Intellectually this is demonstrated by such questions as "Under what conditions would you lose or 'give' your life?" Hitchens declares a bias here, recalling the English (and Antipodean) tradition of wearing a red poppy in November in remembrance of those who had 'given' their lives in war.

"But," argues Hitch, "on what assurance did we know that these gifts had really been made? In order to know that a person had truly laid down his life for his friends, or comrades, one would have to hear it from his own lips, or at least have heard it promised in advance."

This is soggy sophistry from the Oxford man who, more than 40 pages earlier, had written movingly of Lieutenant Mark Daily, a young American so "deeply influenced" by Hitchens' writings "on the moral case for war" in Iraq that he joined up and was killed.

The writer quotes from a letter Daily wrote to his wife: "My desire to 'save the world' is really just an extension of trying to make a world fit for you." Fortunately for Daily, this satisfies "the better and more realistic test" set by Hitchens, which is "In what cause or on what principle would you risk your life?" If this is what Hitchens means by saying that "the usual duty of the intellectual is to argue for complexity" it comes as a small and not exactly guilty pleasure to read of his thrashing in Beirut after he defaced a poster in Hamra Street.

One of the questions most asked of this prolific writer is why he doesn't produce fiction. He puts this down to a "near-total inability with music, itself quite possibly linked with my incapacity with chess and mathematics", and furnishes an example of the unimaginative Taliban banning all music.

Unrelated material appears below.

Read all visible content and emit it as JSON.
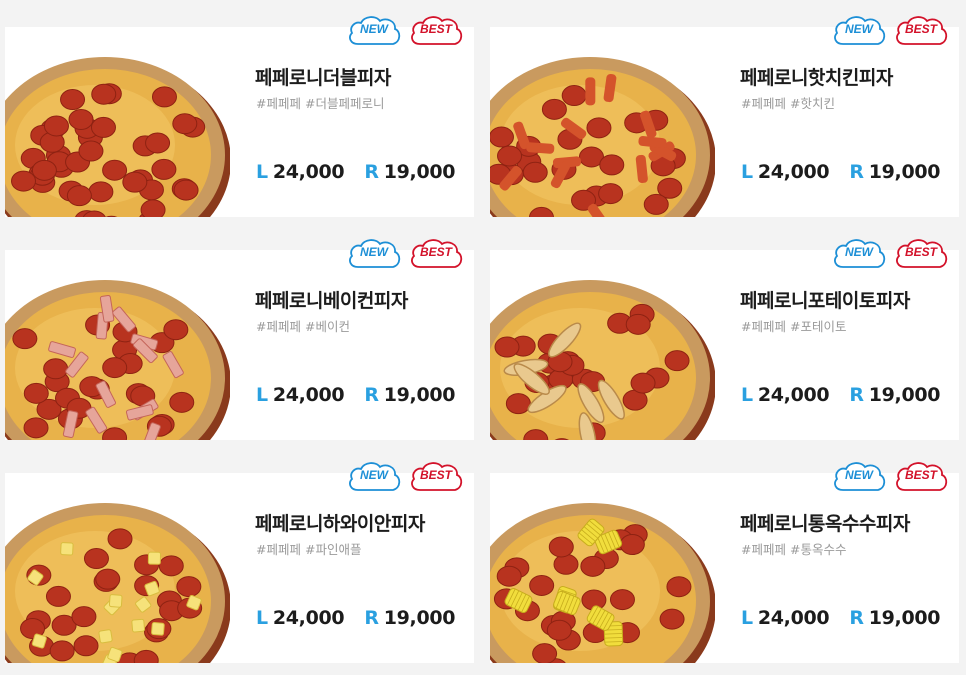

My theory is that all writing is a form of music, but lack of musical ability is not Hitchens' real problem as a writer and thinker; his main handicap is an abysmal sense of humour, humour being the essence of perspective, both emotional and intellectual. Certainly he cites faintly amusing word games, which seem to demonstrate a slight capacity for fun, but these amount to small change in the great vaults of wit. For example: "see what happens when you subtract the word 'heart' from any well-known title or saying and substitute the word 'dick'. This exercise gives us 'I Left My Dick in San Francisco' and 'Bury My Dick at Wounded Knee'."

The night before he sat his test to become an American citizen, Hitchens read through the United States Constitution, its preamble and the American Declaration of Independence.

"From an early age," he wrote after 9/11, "I had dreamed of Manhattan and identified it with breadth of mind, with liberty, with opportunity." Not even the blackest hats in Washington had shaken this romantic conviction, and his journey through these historic documents only reinforced his love, his passion for America, embodied in the miraculously luminous prose of so-called 'committee men'.

At his best, Hitchens writes towards this sort of forensic truth and beauty. At his entertaining, taciturn and trenchant worst, he at least avoids his mother's worst fear, as his father could not: "The one unforgivable sin," she used to say "is to be boring."